• TSA deploys vehicle inspection teams in Tennessee

    Last week in an effort to improve security on U.S. highways, the Transportation Security Administration (TSA) established checkpoints at truck weight stations in Tennessee; working with the Tennessee Department of Homeland Security, TSA deployed Visible Intermodal Prevention and Response (VIPR) teams across the state to inspect vehicles

  • Robotic car allows drivers to work while driving

    The overall cost of road congestion in the United Kingdom to business is likely to rise to £23-24 billion a year within the next fifteen years; increasing public transport capacity may help, but experts believe that, with people unwilling to give up cars, the solution is autonomous vehicles: they make road journeys safer, more efficient, and allow people to do work while on their way to the office

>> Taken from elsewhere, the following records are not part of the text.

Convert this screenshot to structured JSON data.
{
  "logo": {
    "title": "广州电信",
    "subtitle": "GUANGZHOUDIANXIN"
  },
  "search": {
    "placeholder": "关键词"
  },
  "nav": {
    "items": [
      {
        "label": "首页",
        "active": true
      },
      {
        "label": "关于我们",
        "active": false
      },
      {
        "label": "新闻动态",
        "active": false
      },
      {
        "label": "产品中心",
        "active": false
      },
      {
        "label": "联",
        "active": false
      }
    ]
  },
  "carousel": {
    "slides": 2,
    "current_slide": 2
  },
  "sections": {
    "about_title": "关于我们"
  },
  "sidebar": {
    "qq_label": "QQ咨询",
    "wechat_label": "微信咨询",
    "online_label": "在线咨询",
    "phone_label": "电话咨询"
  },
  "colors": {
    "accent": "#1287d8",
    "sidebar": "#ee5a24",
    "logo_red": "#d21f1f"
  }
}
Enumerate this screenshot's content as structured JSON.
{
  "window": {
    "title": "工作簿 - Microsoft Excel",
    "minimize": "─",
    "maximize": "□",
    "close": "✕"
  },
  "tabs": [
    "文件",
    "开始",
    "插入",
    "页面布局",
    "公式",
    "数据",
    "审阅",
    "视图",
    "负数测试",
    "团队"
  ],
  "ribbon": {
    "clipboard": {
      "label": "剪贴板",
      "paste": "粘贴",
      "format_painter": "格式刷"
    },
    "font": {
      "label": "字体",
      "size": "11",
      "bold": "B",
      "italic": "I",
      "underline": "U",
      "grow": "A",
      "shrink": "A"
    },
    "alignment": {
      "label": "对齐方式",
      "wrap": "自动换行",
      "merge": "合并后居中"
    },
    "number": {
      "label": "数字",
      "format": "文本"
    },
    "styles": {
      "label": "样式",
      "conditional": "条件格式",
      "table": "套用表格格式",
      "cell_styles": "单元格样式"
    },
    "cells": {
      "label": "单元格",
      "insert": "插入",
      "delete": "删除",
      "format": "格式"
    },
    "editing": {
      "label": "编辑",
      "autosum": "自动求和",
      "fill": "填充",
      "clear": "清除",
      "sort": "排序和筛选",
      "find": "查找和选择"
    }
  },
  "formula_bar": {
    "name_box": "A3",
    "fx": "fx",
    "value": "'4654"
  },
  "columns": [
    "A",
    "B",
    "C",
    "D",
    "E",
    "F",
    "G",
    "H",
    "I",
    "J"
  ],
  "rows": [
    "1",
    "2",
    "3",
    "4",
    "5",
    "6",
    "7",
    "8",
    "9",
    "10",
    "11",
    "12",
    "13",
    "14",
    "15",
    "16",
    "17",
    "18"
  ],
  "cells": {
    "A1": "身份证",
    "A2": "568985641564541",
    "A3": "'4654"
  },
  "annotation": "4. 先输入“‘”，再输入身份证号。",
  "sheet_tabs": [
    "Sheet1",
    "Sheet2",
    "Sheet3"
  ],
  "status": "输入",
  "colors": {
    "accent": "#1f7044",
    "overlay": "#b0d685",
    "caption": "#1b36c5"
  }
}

  • Future electric vehicle to run unlimited distances

    Electrically powered vehicles (EV) are promising environmentally friendly alternatives for combustion engine-based automobiles; batteries used in present-day EV, however, limit the continuous running distance from one charge; researchers propose a potentially revolutionary solution for powering EVs capable of running unlimited distances

  • New rail-sensing technology saves time, energy, money

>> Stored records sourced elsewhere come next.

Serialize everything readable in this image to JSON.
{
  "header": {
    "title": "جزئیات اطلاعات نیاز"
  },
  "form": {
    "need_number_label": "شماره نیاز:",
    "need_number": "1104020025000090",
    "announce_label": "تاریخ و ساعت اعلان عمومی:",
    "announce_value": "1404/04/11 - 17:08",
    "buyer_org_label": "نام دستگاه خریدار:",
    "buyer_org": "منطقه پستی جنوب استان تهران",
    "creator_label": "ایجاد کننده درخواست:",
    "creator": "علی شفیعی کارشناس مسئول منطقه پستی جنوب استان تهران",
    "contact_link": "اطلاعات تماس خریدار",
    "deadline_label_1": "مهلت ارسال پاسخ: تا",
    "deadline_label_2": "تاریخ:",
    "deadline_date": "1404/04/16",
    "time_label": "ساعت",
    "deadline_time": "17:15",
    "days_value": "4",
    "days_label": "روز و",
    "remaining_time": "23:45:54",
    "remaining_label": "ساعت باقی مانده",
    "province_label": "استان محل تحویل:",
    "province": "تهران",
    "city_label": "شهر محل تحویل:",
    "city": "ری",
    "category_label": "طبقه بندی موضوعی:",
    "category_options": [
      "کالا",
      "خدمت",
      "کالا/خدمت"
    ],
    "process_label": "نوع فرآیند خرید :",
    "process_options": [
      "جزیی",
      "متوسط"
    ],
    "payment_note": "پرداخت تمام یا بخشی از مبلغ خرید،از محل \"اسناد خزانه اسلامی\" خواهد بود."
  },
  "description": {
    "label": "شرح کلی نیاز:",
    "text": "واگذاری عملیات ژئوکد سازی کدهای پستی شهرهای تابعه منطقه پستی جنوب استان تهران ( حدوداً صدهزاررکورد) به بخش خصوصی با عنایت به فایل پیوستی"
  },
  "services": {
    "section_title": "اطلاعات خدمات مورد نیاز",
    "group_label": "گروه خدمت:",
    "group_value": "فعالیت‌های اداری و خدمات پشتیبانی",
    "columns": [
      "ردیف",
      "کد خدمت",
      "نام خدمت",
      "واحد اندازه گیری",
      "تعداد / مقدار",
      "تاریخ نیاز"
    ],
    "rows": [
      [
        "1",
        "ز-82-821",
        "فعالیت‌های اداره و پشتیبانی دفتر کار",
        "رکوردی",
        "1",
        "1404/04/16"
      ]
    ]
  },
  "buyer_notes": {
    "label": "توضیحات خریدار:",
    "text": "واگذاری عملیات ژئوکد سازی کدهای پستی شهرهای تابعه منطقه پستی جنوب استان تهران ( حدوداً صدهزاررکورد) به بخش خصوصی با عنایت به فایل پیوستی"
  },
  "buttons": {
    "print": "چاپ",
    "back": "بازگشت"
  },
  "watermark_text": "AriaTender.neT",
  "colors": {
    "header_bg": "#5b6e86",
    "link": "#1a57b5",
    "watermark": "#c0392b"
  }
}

    Leaves, as well as snow and rain, cause problems for trains because they reduce traction and cause wheels to spin on acceleration or to lock when slowing down; researchers are working to solve the age-old problem of leaves on the line delaying trains

  • NTSB calls for ban on use of mobile phones by commercial drivers

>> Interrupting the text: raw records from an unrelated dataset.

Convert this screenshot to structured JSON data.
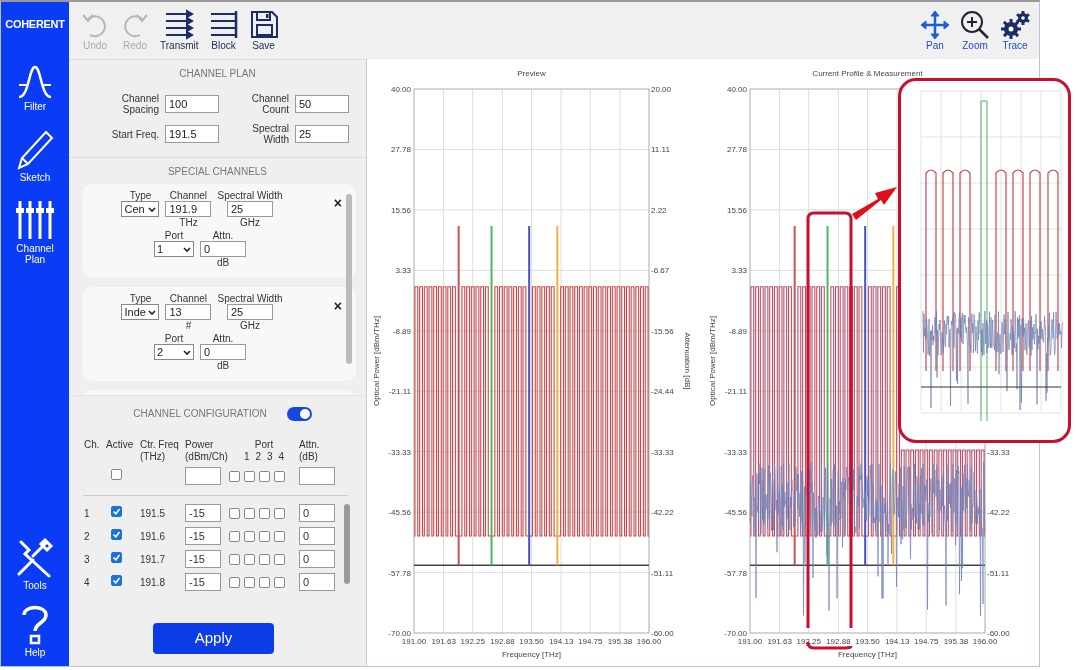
{
  "sidebar": {
    "logo": "COHERENT",
    "top_items": [
      {
        "kind": "filter",
        "label": "Filter"
      },
      {
        "kind": "sketch",
        "label": "Sketch"
      },
      {
        "kind": "sliders",
        "label": "Channel Plan"
      }
    ],
    "bottom_items": [
      {
        "kind": "tools",
        "label": "Tools"
      },
      {
        "kind": "help",
        "label": "Help"
      }
    ]
  },
  "toolbar": {
    "left": [
      {
        "kind": "undo",
        "label": "Undo",
        "disabled": true
      },
      {
        "kind": "redo",
        "label": "Redo",
        "disabled": true
      },
      {
        "kind": "transmit",
        "label": "Transmit",
        "disabled": false
      },
      {
        "kind": "block",
        "label": "Block",
        "disabled": false
      },
      {
        "kind": "save",
        "label": "Save",
        "disabled": false
      }
    ],
    "right": [
      {
        "kind": "pan",
        "label": "Pan"
      },
      {
        "kind": "zoom",
        "label": "Zoom"
      },
      {
        "kind": "trace",
        "label": "Trace"
      }
    ]
  },
  "channel_plan": {
    "title": "CHANNEL PLAN",
    "fields": [
      {
        "label": "Channel Spacing",
        "value": "100"
      },
      {
        "label": "Channel Count",
        "value": "50"
      },
      {
        "label": "Start Freq.",
        "value": "191.5"
      },
      {
        "label": "Spectral Width",
        "value": "25"
      }
    ]
  },
  "special_channels": {
    "title": "SPECIAL CHANNELS",
    "cards": [
      {
        "close": "×",
        "rows": [
          [
            {
              "kind": "select",
              "label": "Type",
              "value": "Cen"
            },
            {
              "kind": "input",
              "label": "Channel",
              "value": "191.9",
              "unit": "THz"
            },
            {
              "kind": "input",
              "label": "Spectral Width",
              "value": "25",
              "unit": "GHz"
            }
          ],
          [
            {
              "kind": "select",
              "label": "Port",
              "value": "1"
            },
            {
              "kind": "input",
              "label": "Attn.",
              "value": "0",
              "unit": "dB"
            }
          ]
        ]
      },
      {
        "close": "×",
        "rows": [
          [
            {
              "kind": "select",
              "label": "Type",
              "value": "Inde"
            },
            {
              "kind": "input",
              "label": "Channel",
              "value": "13",
              "unit": "#"
            },
            {
              "kind": "input",
              "label": "Spectral Width",
              "value": "25",
              "unit": "GHz"
            }
          ],
          [
            {
              "kind": "select",
              "label": "Port",
              "value": "2"
            },
            {
              "kind": "input",
              "label": "Attn.",
              "value": "0",
              "unit": "dB"
            }
          ]
        ]
      }
    ]
  },
  "channel_configuration": {
    "title": "CHANNEL CONFIGURATION",
    "on": true,
    "columns": [
      "Ch.",
      "Active",
      "Ctr. Freq (THz)",
      "Power (dBm/Ch)",
      "Port",
      "Attn. (dB)"
    ],
    "port_numbers": [
      "1",
      "2",
      "3",
      "4"
    ],
    "master": {
      "active": false,
      "ports": [
        {
          "checked": false
        },
        {
          "checked": false
        },
        {
          "checked": false
        },
        {
          "checked": false
        }
      ]
    },
    "rows": [
      {
        "ch": "1",
        "active": true,
        "freq": "191.5",
        "power": "-15",
        "ports": [
          {
            "checked": false
          },
          {
            "checked": false
          },
          {
            "checked": false
          },
          {
            "checked": false
          }
        ],
        "attn": "0"
      },
      {
        "ch": "2",
        "active": true,
        "freq": "191.6",
        "power": "-15",
        "ports": [
          {
            "checked": false
          },
          {
            "checked": false
          },
          {
            "checked": false
          },
          {
            "checked": false
          }
        ],
        "attn": "0"
      },
      {
        "ch": "3",
        "active": true,
        "freq": "191.7",
        "power": "-15",
        "ports": [
          {
            "checked": false
          },
          {
            "checked": false
          },
          {
            "checked": false
          },
          {
            "checked": false
          }
        ],
        "attn": "0"
      },
      {
        "ch": "4",
        "active": true,
        "freq": "191.8",
        "power": "-15",
        "ports": [
          {
            "checked": false
          },
          {
            "checked": false
          },
          {
            "checked": false
          },
          {
            "checked": false
          }
        ],
        "attn": "0"
      }
    ]
  },
  "apply_button": "Apply",
  "charts": [
    {
      "chart_data": {
        "type": "line",
        "title": "Preview",
        "xlabel": "Frequency [THz]",
        "ylabel": "Optical Power [dBm/THz]",
        "y2label": "Attenuation [dB]",
        "grid": true,
        "xlim": [
          191,
          196
        ],
        "ylim": [
          -70,
          40
        ],
        "y2lim": [
          -60,
          20
        ],
        "xticks": [
          {
            "value": 191,
            "label": "191.00"
          },
          {
            "value": 191.63,
            "label": "191.63"
          },
          {
            "value": 192.25,
            "label": "192.25"
          },
          {
            "value": 192.88,
            "label": "192.88"
          },
          {
            "value": 193.5,
            "label": "193.50"
          },
          {
            "value": 194.13,
            "label": "194.13"
          },
          {
            "value": 194.75,
            "label": "194.75"
          },
          {
            "value": 195.38,
            "label": "195.38"
          },
          {
            "value": 196,
            "label": "196.00"
          }
        ],
        "yticks": [
          {
            "value": 40,
            "label": "40.00"
          },
          {
            "value": 27.78,
            "label": "27.78"
          },
          {
            "value": 15.56,
            "label": "15.56"
          },
          {
            "value": 3.33,
            "label": "3.33"
          },
          {
            "value": -8.89,
            "label": "-8.89"
          },
          {
            "value": -21.11,
            "label": "-21.11"
          },
          {
            "value": -33.33,
            "label": "-33.33"
          },
          {
            "value": -45.56,
            "label": "-45.56"
          },
          {
            "value": -57.78,
            "label": "-57.78"
          },
          {
            "value": -70,
            "label": "-70.00"
          }
        ],
        "y2ticks": [
          {
            "value": 20,
            "label": "20.00"
          },
          {
            "value": 11.11,
            "label": "11.11"
          },
          {
            "value": 2.22,
            "label": "2.22"
          },
          {
            "value": -6.67,
            "label": "-6.67"
          },
          {
            "value": -15.56,
            "label": "-15.56"
          },
          {
            "value": -24.44,
            "label": "-24.44"
          },
          {
            "value": -33.33,
            "label": "-33.33"
          },
          {
            "value": -42.22,
            "label": "-42.22"
          },
          {
            "value": -51.11,
            "label": "-51.11"
          },
          {
            "value": -60,
            "label": "-60.00"
          }
        ],
        "series": [
          {
            "color": "#c9474a",
            "x": [
              191,
              191.02,
              191.02,
              191.08,
              191.08,
              191.12,
              191.12,
              191.18,
              191.18,
              191.22,
              191.22,
              191.28,
              191.28,
              191.32,
              191.32,
              191.38,
              191.38,
              191.42,
              191.42,
              191.48,
              191.48,
              191.52,
              191.52,
              191.58,
              191.58,
              191.62,
              191.62,
              191.68,
              191.68,
              191.72,
              191.72,
              191.78,
              191.78,
              191.82,
              191.82,
              191.88,
              191.88,
              192.02,
              192.02,
              192.08,
              192.08,
              192.12,
              192.12,
              192.18,
              192.18,
              192.22,
              192.22,
              192.28,
              192.28,
              192.32,
              192.32,
              192.38,
              192.38,
              192.42,
              192.42,
              192.48,
              192.48,
              192.52,
              192.52,
              192.58,
              192.58,
              192.72,
              192.72,
              192.78,
              192.78,
              192.82,
              192.82,
              192.88,
              192.88,
              192.92,
              192.92,
              192.98,
              192.98,
              193.02,
              193.02,
              193.08,
              193.08,
              193.12,
              193.12,
              193.18,
              193.18,
              193.22,
              193.22,
              193.28,
              193.28,
              193.32,
              193.32,
              193.38,
              193.38,
              193.52,
              193.52,
              193.58,
              193.58,
              193.62,
              193.62,
              193.68,
              193.68,
              193.72,
              193.72,
              193.78,
              193.78,
              193.82,
              193.82,
              193.88,
              193.88,
              193.92,
              193.92,
              193.98,
              193.98,
              194.12,
              194.12,
              194.18,
              194.18,
              194.22,
              194.22,
              194.28,
              194.28,
              194.32,
              194.32,
              194.38,
              194.38,
              194.42,
              194.42,
              194.48,
              194.48,
              194.52,
              194.52,
              194.58,
              194.58,
              194.62,
              194.62,
              194.68,
              194.68,
              194.72,
              194.72,
              194.78,
              194.78,
              194.82,
              194.82,
              194.88,
              194.88,
              194.92,
              194.92,
              194.98,
              194.98,
              195.02,
              195.02,
              195.08,
              195.08,
              195.12,
              195.12,
              195.18,
              195.18,
              195.22,
              195.22,
              195.28,
              195.28,
              195.32,
              195.32,
              195.38,
              195.38,
              195.42,
              195.42,
              195.48,
              195.48,
              195.52,
              195.52,
              195.58,
              195.58,
              195.62,
              195.62,
              195.68,
              195.68,
              195.72,
              195.72,
              195.78,
              195.78,
              195.82,
              195.82,
              195.88,
              195.88,
              195.92,
              195.92,
              195.98,
              195.98,
              196
            ],
            "values": [
              -50.4,
              -50.4,
              0,
              0,
              -50.4,
              -50.4,
              0,
              0,
              -50.4,
              -50.4,
              0,
              0,
              -50.4,
              -50.4,
              0,
              0,
              -50.4,
              -50.4,
              0,
              0,
              -50.4,
              -50.4,
              0,
              0,
              -50.4,
              -50.4,
              0,
              0,
              -50.4,
              -50.4,
              0,
              0,
              -50.4,
              -50.4,
              0,
              0,
              -50.4,
              -50.4,
              0,
              0,
              -50.4,
              -50.4,
              0,
              0,
              -50.4,
              -50.4,
              0,
              0,
              -50.4,
              -50.4,
              0,
              0,
              -50.4,
              -50.4,
              0,
              0,
              -50.4,
              -50.4,
              0,
              0,
              -50.4,
              -50.4,
              0,
              0,
              -50.4,
              -50.4,
              0,
              0,
              -50.4,
              -50.4,
              0,
              0,
              -50.4,
              -50.4,
              0,
              0,
              -50.4,
              -50.4,
              0,
              0,
              -50.4,
              -50.4,
              0,
              0,
              -50.4,
              -50.4,
              0,
              0,
              -50.4,
              -50.4,
              0,
              0,
              -50.4,
              -50.4,
              0,
              0,
              -50.4,
              -50.4,
              0,
              0,
              -50.4,
              -50.4,
              0,
              0,
              -50.4,
              -50.4,
              0,
              0,
              -50.4,
              -50.4,
              0,
              0,
              -50.4,
              -50.4,
              0,
              0,
              -50.4,
              -50.4,
              0,
              0,
              -50.4,
              -50.4,
              0,
              0,
              -50.4,
              -50.4,
              0,
              0,
              -50.4,
              -50.4,
              0,
              0,
              -50.4,
              -50.4,
              0,
              0,
              -50.4,
              -50.4,
              0,
              0,
              -50.4,
              -50.4,
              0,
              0,
              -50.4,
              -50.4,
              0,
              0,
              -50.4,
              -50.4,
              0,
              0,
              -50.4,
              -50.4,
              0,
              0,
              -50.4,
              -50.4,
              0,
              0,
              -50.4,
              -50.4,
              0,
              0,
              -50.4,
              -50.4,
              0,
              0,
              -50.4,
              -50.4,
              0,
              0,
              -50.4,
              -50.4,
              0,
              0,
              -50.4,
              -50.4,
              0,
              0,
              -50.4,
              -50.4,
              0,
              0,
              -50.4,
              -50.4
            ]
          },
          {
            "color": "#444444",
            "x": [
              191,
              196
            ],
            "values": [
              -56.3,
              -56.3
            ]
          },
          {
            "color": "#d0504f",
            "x": [
              191.95,
              191.95
            ],
            "values": [
              -56.3,
              12.3
            ]
          },
          {
            "color": "#4cb85a",
            "x": [
              192.65,
              192.65
            ],
            "values": [
              -56.3,
              12.3
            ]
          },
          {
            "color": "#4a4fd0",
            "x": [
              193.45,
              193.45
            ],
            "values": [
              -56.3,
              12.3
            ]
          },
          {
            "color": "#f0b43a",
            "x": [
              194.05,
              194.05
            ],
            "values": [
              -56.3,
              12.3
            ]
          }
        ]
      }
    },
    {
      "chart_data": {
        "type": "line",
        "title": "Current Profile & Measurement",
        "xlabel": "Frequency [THz]",
        "ylabel": "Optical Power [dBm/THz]",
        "grid": true,
        "xlim": [
          191,
          196
        ],
        "ylim": [
          -70,
          40
        ],
        "y2lim": [
          -60,
          20
        ],
        "xticks": [
          {
            "value": 191,
            "label": "191.00"
          },
          {
            "value": 191.63,
            "label": "191.63"
          },
          {
            "value": 192.25,
            "label": "192.25"
          },
          {
            "value": 192.88,
            "label": "192.88"
          },
          {
            "value": 193.5,
            "label": "193.50"
          },
          {
            "value": 194.13,
            "label": "194.13"
          },
          {
            "value": 194.75,
            "label": "194.75"
          },
          {
            "value": 195.38,
            "label": "195.38"
          },
          {
            "value": 196,
            "label": "196.00"
          }
        ],
        "yticks": [
          {
            "value": 40,
            "label": "40.00"
          },
          {
            "value": 27.78,
            "label": "27.78"
          },
          {
            "value": 15.56,
            "label": "15.56"
          },
          {
            "value": 3.33,
            "label": "3.33"
          },
          {
            "value": -8.89,
            "label": "-8.89"
          },
          {
            "value": -21.11,
            "label": "-21.11"
          },
          {
            "value": -33.33,
            "label": "-33.33"
          },
          {
            "value": -45.56,
            "label": "-45.56"
          },
          {
            "value": -57.78,
            "label": "-57.78"
          },
          {
            "value": -70,
            "label": "-70.00"
          }
        ],
        "y2ticks": [
          {
            "value": -33.33,
            "label": "-33.33"
          },
          {
            "value": -42.22,
            "label": "-42.22"
          },
          {
            "value": -51.11,
            "label": "-51.11"
          },
          {
            "value": -60,
            "label": "-60.00"
          }
        ],
        "series": [
          {
            "color": "#b9506a",
            "x": [
              191,
              191.02,
              191.02,
              191.08,
              191.08,
              191.12,
              191.12,
              191.18,
              191.18,
              191.22,
              191.22,
              191.28,
              191.28,
              191.32,
              191.32,
              191.38,
              191.38,
              191.42,
              191.42,
              191.48,
              191.48,
              191.52,
              191.52,
              191.58,
              191.58,
              191.62,
              191.62,
              191.68,
              191.68,
              191.72,
              191.72,
              191.78,
              191.78,
              191.82,
              191.82,
              191.88,
              191.88,
              192.02,
              192.02,
              192.08,
              192.08,
              192.12,
              192.12,
              192.18,
              192.18,
              192.22,
              192.22,
              192.28,
              192.28,
              192.32,
              192.32,
              192.38,
              192.38,
              192.42,
              192.42,
              192.48,
              192.48,
              192.52,
              192.52,
              192.58,
              192.58,
              192.72,
              192.72,
              192.78,
              192.78,
              192.82,
              192.82,
              192.88,
              192.88,
              192.92,
              192.92,
              192.98,
              192.98,
              193.02,
              193.02,
              193.08,
              193.08,
              193.12,
              193.12,
              193.18,
              193.18,
              193.22,
              193.22,
              193.28,
              193.28,
              193.32,
              193.32,
              193.38,
              193.38,
              193.52,
              193.52,
              193.58,
              193.58,
              193.62,
              193.62,
              193.68,
              193.68,
              193.72,
              193.72,
              193.78,
              193.78,
              193.82,
              193.82,
              193.88,
              193.88,
              193.92,
              193.92,
              193.98,
              193.98,
              194.12,
              194.12,
              194.18,
              194.18,
              194.22,
              194.22,
              194.28,
              194.28,
              194.32,
              194.32,
              194.38,
              194.38,
              194.42,
              194.42,
              194.48,
              194.48,
              194.52,
              194.52,
              194.58,
              194.58,
              194.62,
              194.62,
              194.68,
              194.68,
              194.72,
              194.72,
              194.78,
              194.78,
              194.82,
              194.82,
              194.88,
              194.88,
              194.92,
              194.92,
              194.98,
              194.98,
              195.02,
              195.02,
              195.08,
              195.08,
              195.12,
              195.12,
              195.18,
              195.18,
              195.22,
              195.22,
              195.28,
              195.28,
              195.32,
              195.32,
              195.38,
              195.38,
              195.42,
              195.42,
              195.48,
              195.48,
              195.52,
              195.52,
              195.58,
              195.58,
              195.62,
              195.62,
              195.68,
              195.68,
              195.72,
              195.72,
              195.78,
              195.78,
              195.82,
              195.82,
              195.88,
              195.88,
              195.92,
              195.92,
              195.98,
              195.98,
              196
            ],
            "values": [
              -50.4,
              -50.4,
              0,
              0,
              -50.4,
              -50.4,
              0,
              0,
              -50.4,
              -50.4,
              0,
              0,
              -50.4,
              -50.4,
              0,
              0,
              -50.4,
              -50.4,
              0,
              0,
              -50.4,
              -50.4,
              0,
              0,
              -50.4,
              -50.4,
              0,
              0,
              -50.4,
              -50.4,
              0,
              0,
              -50.4,
              -50.4,
              0,
              0,
              -50.4,
              -50.4,
              0,
              0,
              -50.4,
              -50.4,
              0,
              0,
              -50.4,
              -50.4,
              0,
              0,
              -50.4,
              -50.4,
              0,
              0,
              -50.4,
              -50.4,
              0,
              0,
              -50.4,
              -50.4,
              0,
              0,
              -50.4,
              -50.4,
              0,
              0,
              -50.4,
              -50.4,
              0,
              0,
              -50.4,
              -50.4,
              0,
              0,
              -50.4,
              -50.4,
              0,
              0,
              -50.4,
              -50.4,
              0,
              0,
              -50.4,
              -50.4,
              0,
              0,
              -50.4,
              -50.4,
              0,
              0,
              -50.4,
              -50.4,
              0,
              0,
              -50.4,
              -50.4,
              0,
              0,
              -50.4,
              -50.4,
              0,
              0,
              -50.4,
              -50.4,
              0,
              0,
              -50.4,
              -50.4,
              0,
              0,
              -50.4,
              -50.4,
              0,
              0,
              -50.4,
              -50.4,
              -33,
              -33,
              -50.4,
              -50.4,
              -33,
              -33,
              -50.4,
              -50.4,
              -33,
              -33,
              -50.4,
              -50.4,
              -33,
              -33,
              -50.4,
              -50.4,
              -33,
              -33,
              -50.4,
              -50.4,
              -33,
              -33,
              -50.4,
              -50.4,
              -33,
              -33,
              -50.4,
              -50.4,
              -33,
              -33,
              -50.4,
              -50.4,
              -33,
              -33,
              -50.4,
              -50.4,
              -33,
              -33,
              -50.4,
              -50.4,
              -33,
              -33,
              -50.4,
              -50.4,
              -33,
              -33,
              -50.4,
              -50.4,
              -33,
              -33,
              -50.4,
              -50.4,
              -33,
              -33,
              -50.4,
              -50.4,
              -33,
              -33,
              -50.4,
              -50.4,
              -33,
              -33,
              -50.4,
              -50.4,
              -33,
              -33,
              -50.4,
              -50.4,
              -33,
              -33,
              -50.4,
              -50.4
            ]
          },
          {
            "color": "#444444",
            "x": [
              191,
              196
            ],
            "values": [
              -56.3,
              -56.3
            ]
          },
          {
            "color": "#d0504f",
            "x": [
              191.95,
              191.95
            ],
            "values": [
              -56.3,
              12.3
            ]
          },
          {
            "color": "#4cb85a",
            "x": [
              192.65,
              192.65
            ],
            "values": [
              -56.3,
              12.3
            ]
          },
          {
            "color": "#4a4fd0",
            "x": [
              193.45,
              193.45
            ],
            "values": [
              -56.3,
              12.3
            ]
          },
          {
            "color": "#f0b43a",
            "x": [
              194.05,
              194.05
            ],
            "values": [
              -56.3,
              12.3
            ]
          }
        ]
      }
    }
  ]
}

    Citing distraction from the use of a mobile phone by the driver of an 18-wheel semi truck as the probable cause of a crash that killed eleven people, the National Transportation Safety Board (NTSB) recommended banning the use of mobile phones by commercial drivers except in emergencies

  • Parking attendants part of U.S. anti-terrorism effort

    More than 7,000 parking professionals have been trained in the First Observer parking-specific program developed by the International Parking Institute with the DHS and the Transportation Security Administration

  • Groups seek FCC ruling on BART’s cell phone shutdown

    An ongoing legal battle in California over whether law enforcement agencies can shut off cell phone service could set the precedent for policies across the United States; in response to the Bay Area Rapid Transit’s (BART) decision to shut down its mobile phone service during a planned protest, several digital rights groups are urging the U.S. Federal Communications Commission (FCC) to take swift action

  • Secret Service gets two hi-tech buses

    For President Obama’s latest three-day tour of the Midwest, the Secret Service will be using two new armored buses to provide better security; in the past, the Secret Service would lease buses when they needed them and then customize them with security and communications equipment, but officials say these measures were often inadequate

  • Anonymous retaliates against BART

    The hacking collective Anonymous released personal data on Sunday belonging to more than 2,000 public transport customers in the San Francisco area in retaliation for the Bay Area Rapid Transit (BART) system’s shutdown of mobile phone service on Thursday night

  • San Francisco to install real-time surveillance on buses

    Thanks to a $6 million DHS grant San Francisco’s MUNI buses will soon be equipped with a network of sophisticated high-tech video cameras that will allow the transit agency to view footage in real-time

  • Report warns Amtrak vulnerable

    A new report by the DHS Inspector General warns that Amtrak is vulnerable to terrorist attacks, despite the $1 billion that has already been spent to bolster security; the inspector general found that DHS officials did not ensure that the money was being spent efficiently securing Amtrak’s most vulnerable stations resulting in security gaps

  • Mica cuts 40 percent from House transportation spending

    Last Thursday, Representative John Mica (R-Florida) unveiled the House Transportation Reauthorization bill which would allocate $230 billion to infrastructure projects over the next six years; the bill has generated fierce criticism as it would cut transportation spending for America’s roadways by nearly 40 percent

  • RAILENIUM awarded 550 million Euro boost from French government

    RAILENIUM, the European Institute for Technological Research in Rail Infrastructure, has been selected by the French government as a leading investment project and has been awarded 550 million Euros in funding; the equipment and research platforms that RAILENIUM will provide will be unique in Europe; this will include a 5 km rail test loop, a tramway test track, a fatigue-simulation track, running trial facilities, and service structures

  • New commuting method: Personal Aerial Vehicles

    Researchers in Germany have an idea for solving the growing congestions in urban centers: a Personal Aerial Vehicles (PAVs) for traveling between homes and working places; the PAVs will fly at low altitude in urban environments, thus making it unnecessary to change current air-traffic control regulations

  • New Jersey lawmakers protest transit security cuts

    On Tuesday Senator Frank Lautenberg (D-New Jersey) and Representative Rush Holt (D-New Jersey) urged lawmakers to restore funding for security measures to the nation’s railways; the House budget would cut funding for nine homeland security programs by 55 percent next fiscal year; in particular, funding to secure intercity passenger rail lines, freight trains, and mass transit systems would fall to $113 million down from $250 million, a 45 percent cut